→ Assignment:
Please return all of the records verbatim, with the pictures omitted.

→ Given information:
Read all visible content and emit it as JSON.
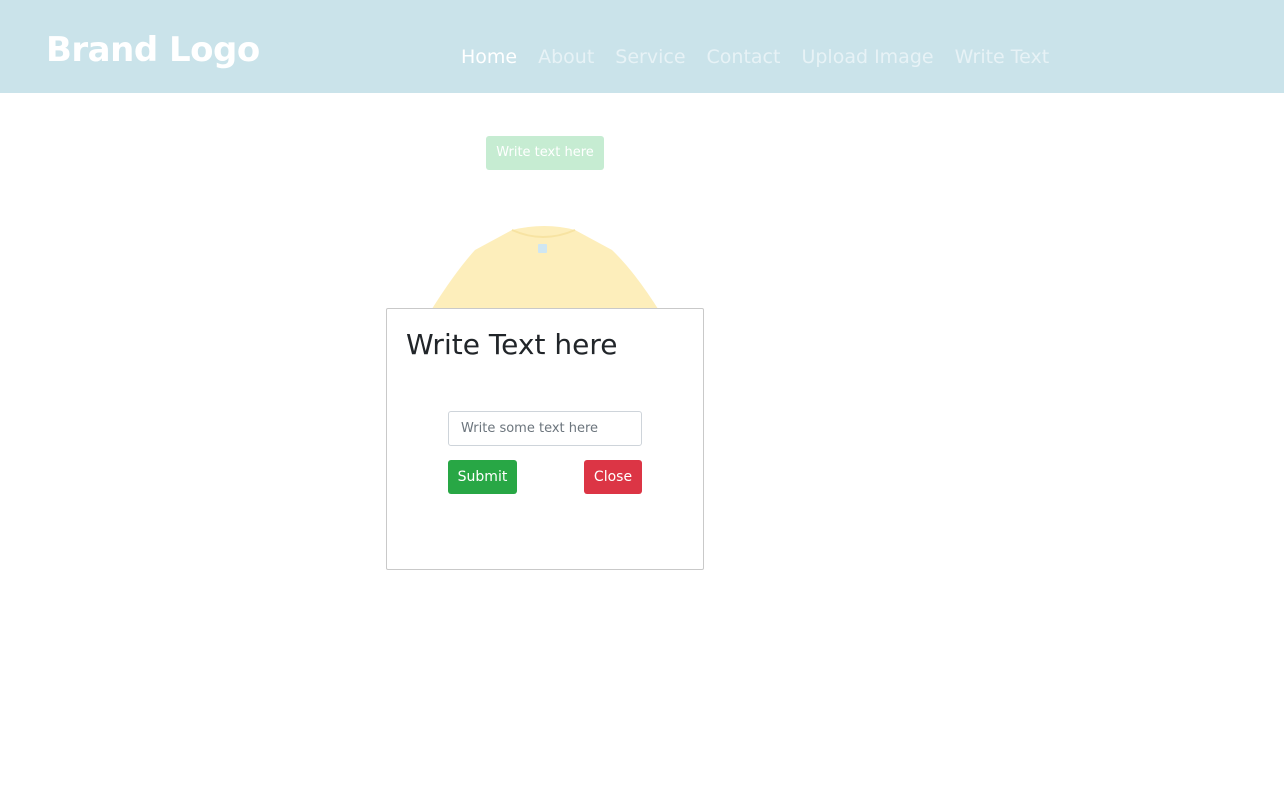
{
  "navbar": {
    "brand": "Brand Logo",
    "links": [
      {
        "label": "Home",
        "active": true
      },
      {
        "label": "About",
        "active": false
      },
      {
        "label": "Service",
        "active": false
      },
      {
        "label": "Contact",
        "active": false
      },
      {
        "label": "Upload Image",
        "active": false
      },
      {
        "label": "Write Text",
        "active": false
      }
    ],
    "background_color": "#cae3ea"
  },
  "main": {
    "write_text_button_label": "Write text here",
    "shirt_color": "#fdeebb"
  },
  "modal": {
    "title": "Write Text here",
    "input": {
      "value": "",
      "placeholder": "Write some text here"
    },
    "submit_label": "Submit",
    "close_label": "Close",
    "submit_color": "#28a745",
    "close_color": "#dc3545"
  }
}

→ Solution to this problem:
Read all visible content and emit it as JSON.
{
  "navbar": {
    "brand": "Brand Logo",
    "links": [
      {
        "label": "Home",
        "active": true
      },
      {
        "label": "About",
        "active": false
      },
      {
        "label": "Service",
        "active": false
      },
      {
        "label": "Contact",
        "active": false
      },
      {
        "label": "Upload Image",
        "active": false
      },
      {
        "label": "Write Text",
        "active": false
      }
    ],
    "background_color": "#cae3ea"
  },
  "main": {
    "write_text_button_label": "Write text here",
    "shirt_color": "#fdeebb"
  },
  "modal": {
    "title": "Write Text here",
    "input": {
      "value": "",
      "placeholder": "Write some text here"
    },
    "submit_label": "Submit",
    "close_label": "Close",
    "submit_color": "#28a745",
    "close_color": "#dc3545"
  }
}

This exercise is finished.